Schön could not be reached for comment. But in a response to the committee that is part of the report, Schön says, "I have to admit that I made various mistakes in my scientific work, which I deeply regret. ... However, I would like to state that all of the scientific publications that I prepared were based on experimental observations."
The committee found no evidence of misconduct by any of Schön's co-authors. But the report raised a series of pointed questions regarding the role of Bertram Batlogg, Schön's supervisor and the group's senior member. In particular, the report questioned whether Batlogg should have looked more closely at the evidence supporting Schön's astounding string of reports, which in 2001 were being churned out at a rate of one every 8 days.

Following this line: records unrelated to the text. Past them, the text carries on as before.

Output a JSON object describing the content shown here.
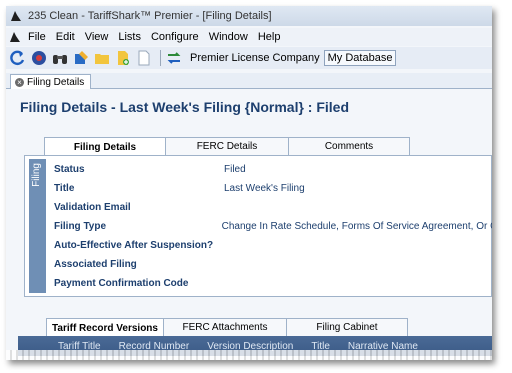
{
  "window": {
    "title": "235 Clean - TariffShark™ Premier - [Filing Details]"
  },
  "menu": {
    "items": [
      "File",
      "Edit",
      "View",
      "Lists",
      "Configure",
      "Window",
      "Help"
    ]
  },
  "toolbar": {
    "company_label": "Premier License Company",
    "database_label": "My Database"
  },
  "doc_tab": {
    "label": "Filing Details"
  },
  "page": {
    "title": "Filing Details - Last Week's Filing {Normal} : Filed"
  },
  "top_tabs": [
    "Filing Details",
    "FERC Details",
    "Comments"
  ],
  "section_label": "Filing",
  "fields": [
    {
      "label": "Status",
      "value": "Filed"
    },
    {
      "label": "Title",
      "value": "Last Week's Filing"
    },
    {
      "label": "Validation Email",
      "value": ""
    },
    {
      "label": "Filing Type",
      "value": "Change In Rate Schedule, Forms Of Service Agreement, Or G"
    },
    {
      "label": "Auto-Effective After Suspension?",
      "value": ""
    },
    {
      "label": "Associated Filing",
      "value": ""
    },
    {
      "label": "Payment Confirmation Code",
      "value": ""
    }
  ],
  "bottom_tabs": [
    "Tariff Record Versions",
    "FERC Attachments",
    "Filing Cabinet"
  ],
  "grid_columns": [
    "Tariff Title",
    "Record Number",
    "Version Description",
    "Title",
    "Narrative Name"
  ]
}
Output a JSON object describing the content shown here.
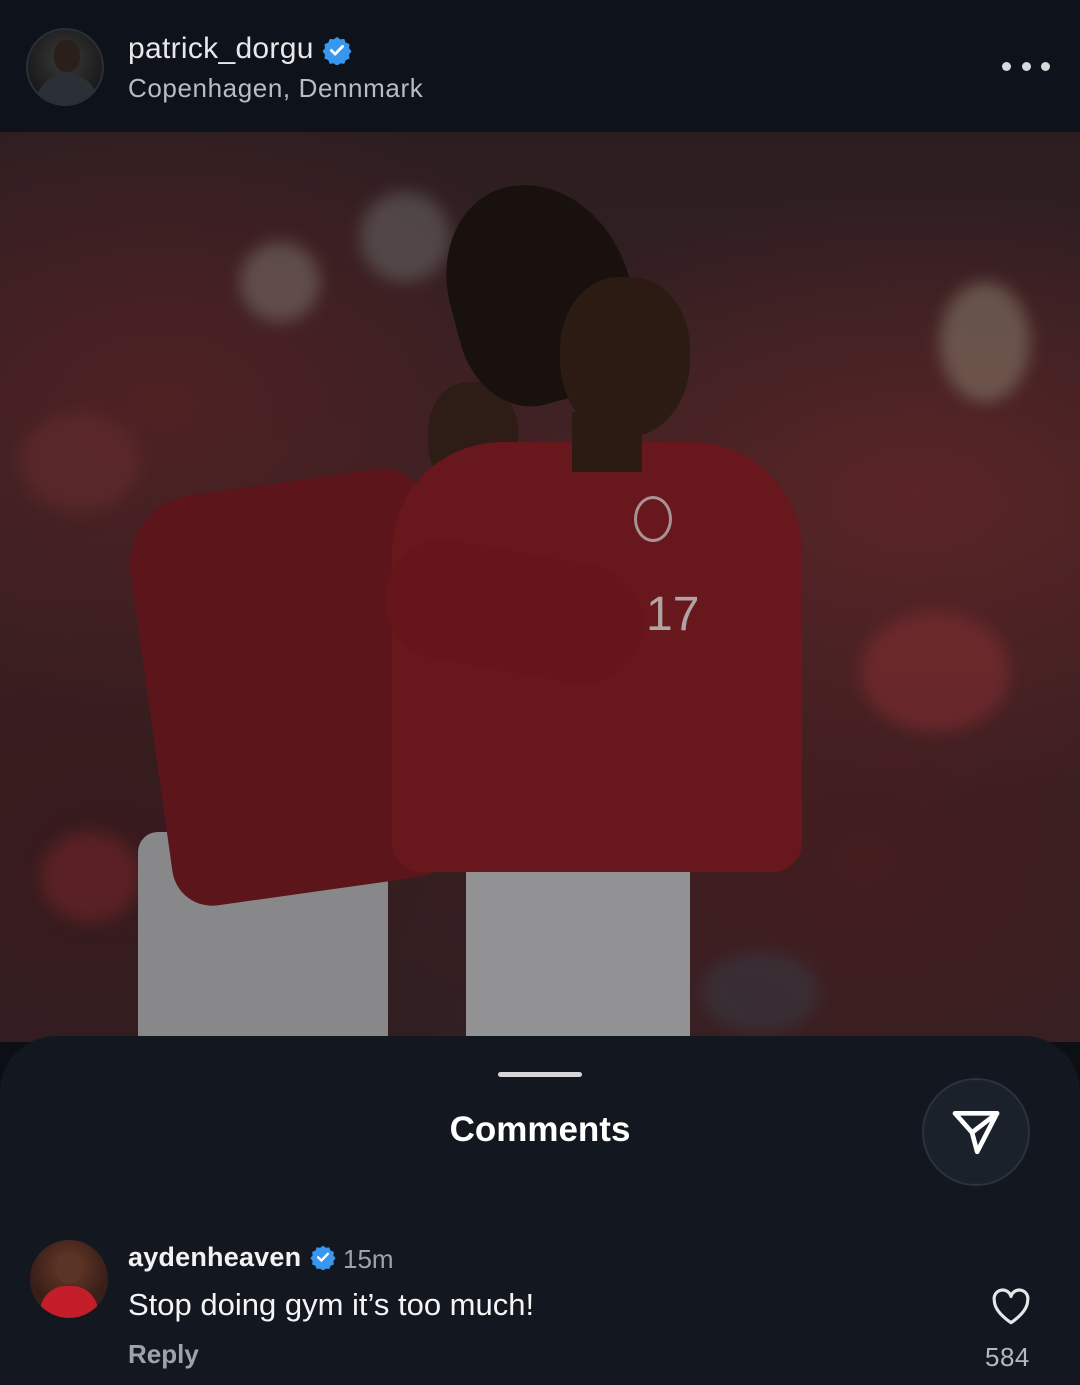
{
  "post": {
    "username": "patrick_dorgu",
    "location": "Copenhagen, Dennmark",
    "jersey_number": "17"
  },
  "comments_sheet": {
    "title": "Comments"
  },
  "comment": {
    "username": "aydenheaven",
    "time": "15m",
    "text": "Stop doing gym it’s too much!",
    "reply_label": "Reply",
    "like_count": "584"
  },
  "colors": {
    "verified": "#3897f0",
    "sheet_bg": "#131820",
    "topbar_bg": "#0e121a"
  }
}
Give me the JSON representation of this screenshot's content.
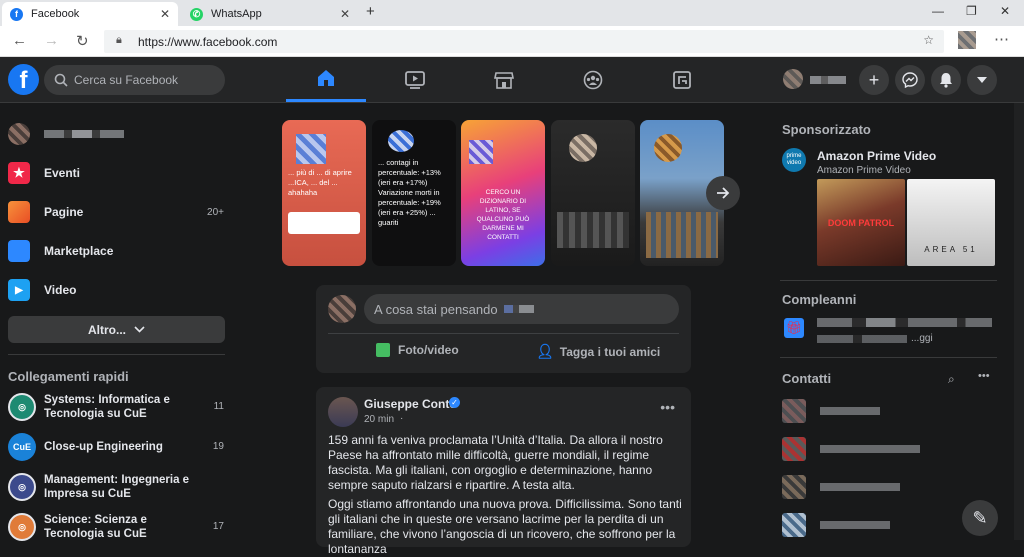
{
  "browser": {
    "tabs": [
      {
        "title": "Facebook",
        "active": true
      },
      {
        "title": "WhatsApp",
        "active": false
      }
    ],
    "url": "https://www.facebook.com"
  },
  "header": {
    "search_placeholder": "Cerca su Facebook",
    "accent": "#2d88ff"
  },
  "left_nav": {
    "items": [
      {
        "label": "Eventi",
        "badge": ""
      },
      {
        "label": "Pagine",
        "badge": "20+"
      },
      {
        "label": "Marketplace",
        "badge": ""
      },
      {
        "label": "Video",
        "badge": ""
      }
    ],
    "more_label": "Altro...",
    "shortcuts_title": "Collegamenti rapidi",
    "shortcuts": [
      {
        "label": "Systems: Informatica e Tecnologia su CuE",
        "badge": "11"
      },
      {
        "label": "Close-up Engineering",
        "badge": "19"
      },
      {
        "label": "Management: Ingegneria e Impresa su CuE",
        "badge": ""
      },
      {
        "label": "Science: Scienza e Tecnologia su CuE",
        "badge": "17"
      }
    ]
  },
  "stories": [
    {
      "text": "... più di ... di aprire ...ICA, ... del ... ahahaha"
    },
    {
      "text": "... contagi in percentuale: +13% (ieri era +17%) Variazione morti in percentuale: +19% (ieri era +25%) ... guariti"
    },
    {
      "text": "CERCO UN DIZIONARIO DI LATINO, SE QUALCUNO PUÒ DARMENE MI CONTATTI"
    },
    {
      "text": ""
    },
    {
      "text": ""
    }
  ],
  "composer": {
    "placeholder": "A cosa stai pensando",
    "photo_label": "Foto/video",
    "tag_label": "Tagga i tuoi amici"
  },
  "post": {
    "author": "Giuseppe Conte",
    "time": "20 min",
    "text1": "159 anni fa veniva proclamata l’Unità d’Italia. Da allora il nostro Paese ha affrontato mille difficoltà, guerre mondiali, il regime fascista. Ma gli italiani, con orgoglio e determinazione, hanno sempre saputo rialzarsi e ripartire. A testa alta.",
    "text2": "Oggi stiamo affrontando una nuova prova. Difficilissima. Sono tanti gli italiani che in queste ore versano lacrime per la perdita di un familiare, che vivono l’angoscia di un ricovero, che soffrono per la lontananza"
  },
  "right": {
    "sponsored_title": "Sponsorizzato",
    "ad_name": "Amazon Prime Video",
    "ad_sub": "Amazon Prime Video",
    "ad_logo": "prime video",
    "poster1_title": "DOOM PATROL",
    "poster2_title": "AREA 51",
    "birthdays_title": "Compleanni",
    "birthday_sub": "...ggi",
    "contacts_title": "Contatti"
  }
}
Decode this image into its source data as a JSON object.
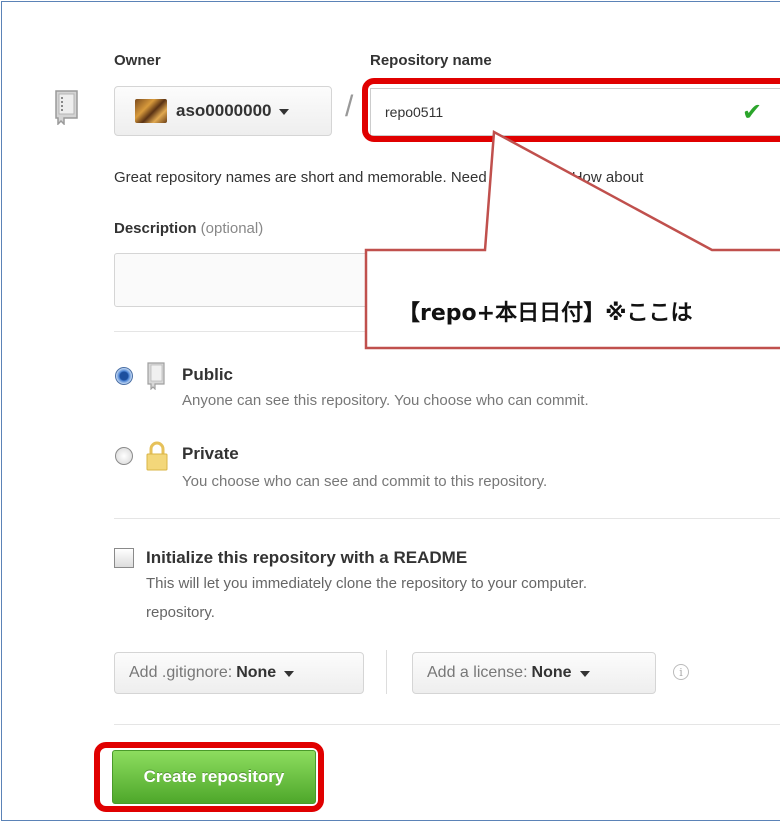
{
  "form": {
    "owner_label": "Owner",
    "repo_name_label": "Repository name",
    "owner_value": "aso0000000",
    "slash": "/",
    "repo_name_value": "repo0511",
    "name_hint": "Great repository names are short and memorable. Need inspiration? How about",
    "description_label": "Description",
    "description_optional": " (optional)",
    "description_value": ""
  },
  "visibility": {
    "public_title": "Public",
    "public_desc": "Anyone can see this repository. You choose who can commit.",
    "private_title": "Private",
    "private_desc": "You choose who can see and commit to this repository.",
    "selected": "public"
  },
  "readme": {
    "title": "Initialize this repository with a README",
    "desc_line1": "This will let you immediately clone the repository to your computer.",
    "desc_line2": "repository.",
    "checked": false
  },
  "options": {
    "gitignore_prefix": "Add .gitignore:",
    "gitignore_value": "None",
    "license_prefix": "Add a license:",
    "license_value": "None"
  },
  "actions": {
    "create_label": "Create repository"
  },
  "annotation": {
    "callout_text": "【repo+本日日付】※ここは"
  },
  "colors": {
    "highlight": "#e00000",
    "create_green": "#5cb738",
    "check_green": "#2ba52b"
  }
}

Other physicists said they are pleased with the thoroughness of the report, but saddened by its conclusions. "It's just stunning," says Lydia Sohn, a Princeton University physicist who was one of the first people to point out duplicate figures. "But this shows that the system of checks and balances in science works." According to Bell Labs vice president for research Cherry Murray, Bell Labs is now working with all of the authors to see which of Schön's papers should be retracted. Regardless of the decision, says Los Alamos National Laboratory physicist Art Ramirez, few physicists will ever reference the papers again. Says Ramirez: "For me this basically invalidates the whole body of work."